• Problem details: A single number is the answer here: the count of lines in the records below in which the word "JSON" appears.

• Record set:
----------

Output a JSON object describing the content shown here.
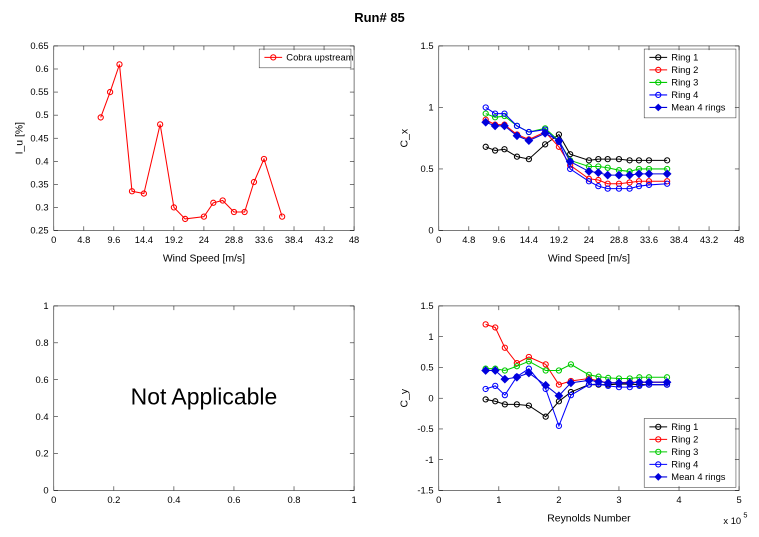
{
  "page_title": "Run# 85",
  "chart_data": [
    {
      "id": "topleft",
      "type": "line",
      "xlabel": "Wind Speed [m/s]",
      "ylabel": "I_u [%]",
      "xlim": [
        0,
        48
      ],
      "ylim": [
        0.25,
        0.65
      ],
      "xticks": [
        0,
        4.8,
        9.6,
        14.4,
        19.2,
        24,
        28.8,
        33.6,
        38.4,
        43.2,
        48
      ],
      "yticks": [
        0.25,
        0.3,
        0.35,
        0.4,
        0.45,
        0.5,
        0.55,
        0.6,
        0.65
      ],
      "series": [
        {
          "name": "Cobra upstream",
          "color": "#ff0000",
          "marker": "o",
          "x": [
            7.5,
            9.0,
            10.5,
            12.5,
            14.4,
            17.0,
            19.2,
            21.0,
            24.0,
            25.5,
            27.0,
            28.8,
            30.5,
            32.0,
            33.6,
            36.5
          ],
          "y": [
            0.495,
            0.55,
            0.61,
            0.335,
            0.33,
            0.48,
            0.3,
            0.275,
            0.28,
            0.31,
            0.315,
            0.29,
            0.29,
            0.355,
            0.405,
            0.28
          ]
        }
      ],
      "legend_pos": "top-right"
    },
    {
      "id": "topright",
      "type": "line",
      "xlabel": "Wind Speed [m/s]",
      "ylabel": "C_x",
      "xlim": [
        0,
        48
      ],
      "ylim": [
        0,
        1.5
      ],
      "xticks": [
        0,
        4.8,
        9.6,
        14.4,
        19.2,
        24,
        28.8,
        33.6,
        38.4,
        43.2,
        48
      ],
      "yticks": [
        0,
        0.5,
        1,
        1.5
      ],
      "x": [
        7.5,
        9.0,
        10.5,
        12.5,
        14.4,
        17.0,
        19.2,
        21.0,
        24.0,
        25.5,
        27.0,
        28.8,
        30.5,
        32.0,
        33.6,
        36.5
      ],
      "series": [
        {
          "name": "Ring 1",
          "color": "#000000",
          "marker": "o",
          "y": [
            0.68,
            0.65,
            0.66,
            0.6,
            0.58,
            0.7,
            0.78,
            0.62,
            0.57,
            0.58,
            0.58,
            0.58,
            0.57,
            0.57,
            0.57,
            0.57
          ]
        },
        {
          "name": "Ring 2",
          "color": "#ff0000",
          "marker": "o",
          "y": [
            0.9,
            0.86,
            0.86,
            0.78,
            0.74,
            0.8,
            0.68,
            0.53,
            0.42,
            0.41,
            0.38,
            0.38,
            0.39,
            0.4,
            0.4,
            0.4
          ]
        },
        {
          "name": "Ring 3",
          "color": "#00cc00",
          "marker": "o",
          "y": [
            0.95,
            0.92,
            0.93,
            0.85,
            0.8,
            0.83,
            0.73,
            0.57,
            0.52,
            0.52,
            0.51,
            0.49,
            0.48,
            0.5,
            0.5,
            0.5
          ]
        },
        {
          "name": "Ring 4",
          "color": "#0000ff",
          "marker": "o",
          "y": [
            1.0,
            0.95,
            0.95,
            0.85,
            0.8,
            0.82,
            0.72,
            0.5,
            0.4,
            0.36,
            0.34,
            0.34,
            0.34,
            0.36,
            0.37,
            0.38
          ]
        },
        {
          "name": "Mean 4 rings",
          "color": "#0000dd",
          "marker": "d",
          "filled": true,
          "y": [
            0.88,
            0.85,
            0.85,
            0.77,
            0.73,
            0.79,
            0.73,
            0.56,
            0.48,
            0.47,
            0.45,
            0.45,
            0.45,
            0.46,
            0.46,
            0.46
          ]
        }
      ],
      "legend_pos": "top-right"
    },
    {
      "id": "bottomleft",
      "type": "empty",
      "xlabel": "",
      "ylabel": "",
      "xlim": [
        0,
        1
      ],
      "ylim": [
        0,
        1
      ],
      "xticks": [
        0,
        0.2,
        0.4,
        0.6,
        0.8,
        1
      ],
      "yticks": [
        0,
        0.2,
        0.4,
        0.6,
        0.8,
        1
      ],
      "text": "Not Applicable"
    },
    {
      "id": "bottomright",
      "type": "line",
      "xlabel": "Reynolds Number",
      "ylabel": "C_y",
      "xlim": [
        0,
        5
      ],
      "ylim": [
        -1.5,
        1.5
      ],
      "xticks": [
        0,
        1,
        2,
        3,
        4,
        5
      ],
      "yticks": [
        -1.5,
        -1,
        -0.5,
        0,
        0.5,
        1,
        1.5
      ],
      "x_note": "x 10^5",
      "x": [
        0.78,
        0.94,
        1.1,
        1.3,
        1.5,
        1.78,
        2.0,
        2.2,
        2.5,
        2.66,
        2.82,
        3.0,
        3.18,
        3.34,
        3.5,
        3.8
      ],
      "series": [
        {
          "name": "Ring 1",
          "color": "#000000",
          "marker": "o",
          "y": [
            -0.02,
            -0.05,
            -0.1,
            -0.1,
            -0.12,
            -0.3,
            -0.05,
            0.1,
            0.22,
            0.22,
            0.22,
            0.23,
            0.23,
            0.22,
            0.22,
            0.22
          ]
        },
        {
          "name": "Ring 2",
          "color": "#ff0000",
          "marker": "o",
          "y": [
            1.2,
            1.15,
            0.82,
            0.57,
            0.67,
            0.55,
            0.22,
            0.28,
            0.32,
            0.28,
            0.25,
            0.25,
            0.26,
            0.26,
            0.26,
            0.26
          ]
        },
        {
          "name": "Ring 3",
          "color": "#00cc00",
          "marker": "o",
          "y": [
            0.48,
            0.48,
            0.45,
            0.52,
            0.6,
            0.45,
            0.45,
            0.55,
            0.38,
            0.35,
            0.33,
            0.32,
            0.32,
            0.34,
            0.34,
            0.34
          ]
        },
        {
          "name": "Ring 4",
          "color": "#0000ff",
          "marker": "o",
          "y": [
            0.15,
            0.2,
            0.05,
            0.35,
            0.48,
            0.15,
            -0.45,
            0.05,
            0.22,
            0.23,
            0.2,
            0.18,
            0.18,
            0.2,
            0.22,
            0.22
          ]
        },
        {
          "name": "Mean 4 rings",
          "color": "#0000dd",
          "marker": "d",
          "filled": true,
          "y": [
            0.45,
            0.45,
            0.31,
            0.34,
            0.41,
            0.21,
            0.04,
            0.25,
            0.29,
            0.27,
            0.25,
            0.25,
            0.25,
            0.26,
            0.26,
            0.26
          ]
        }
      ],
      "legend_pos": "bottom-right"
    }
  ]
}
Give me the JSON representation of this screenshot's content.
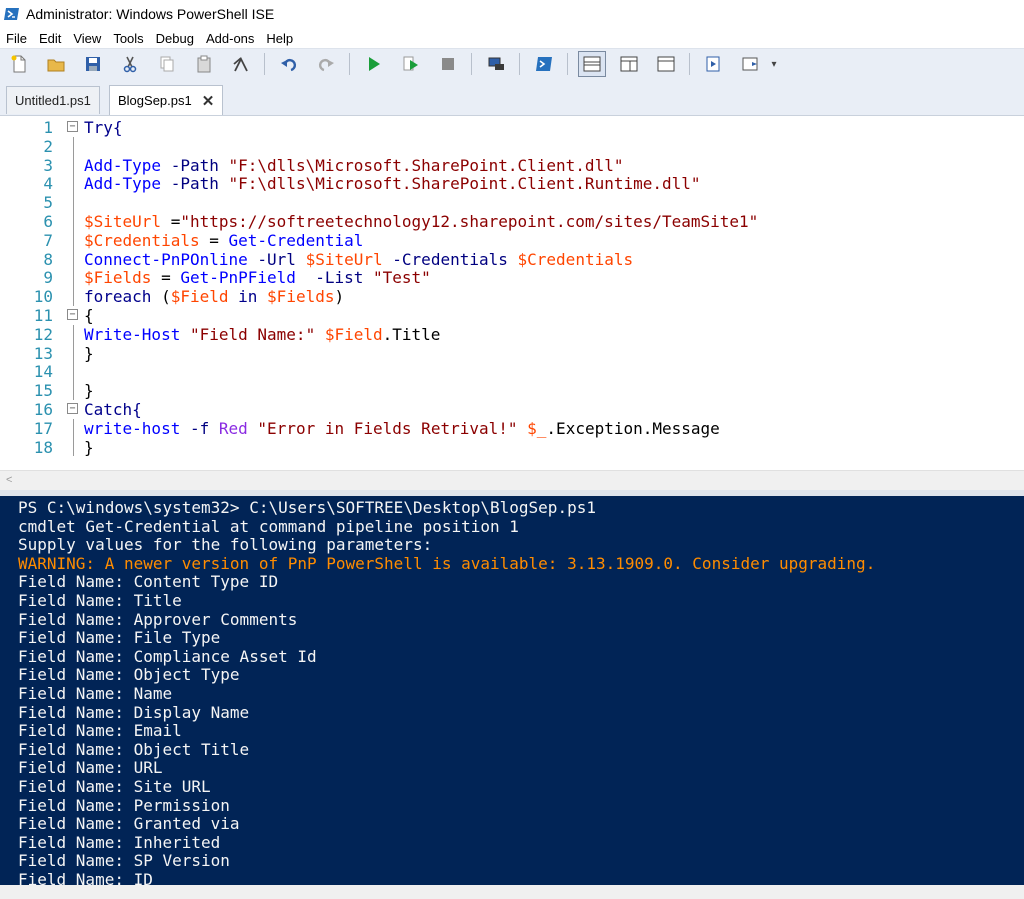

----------

• The answer: 2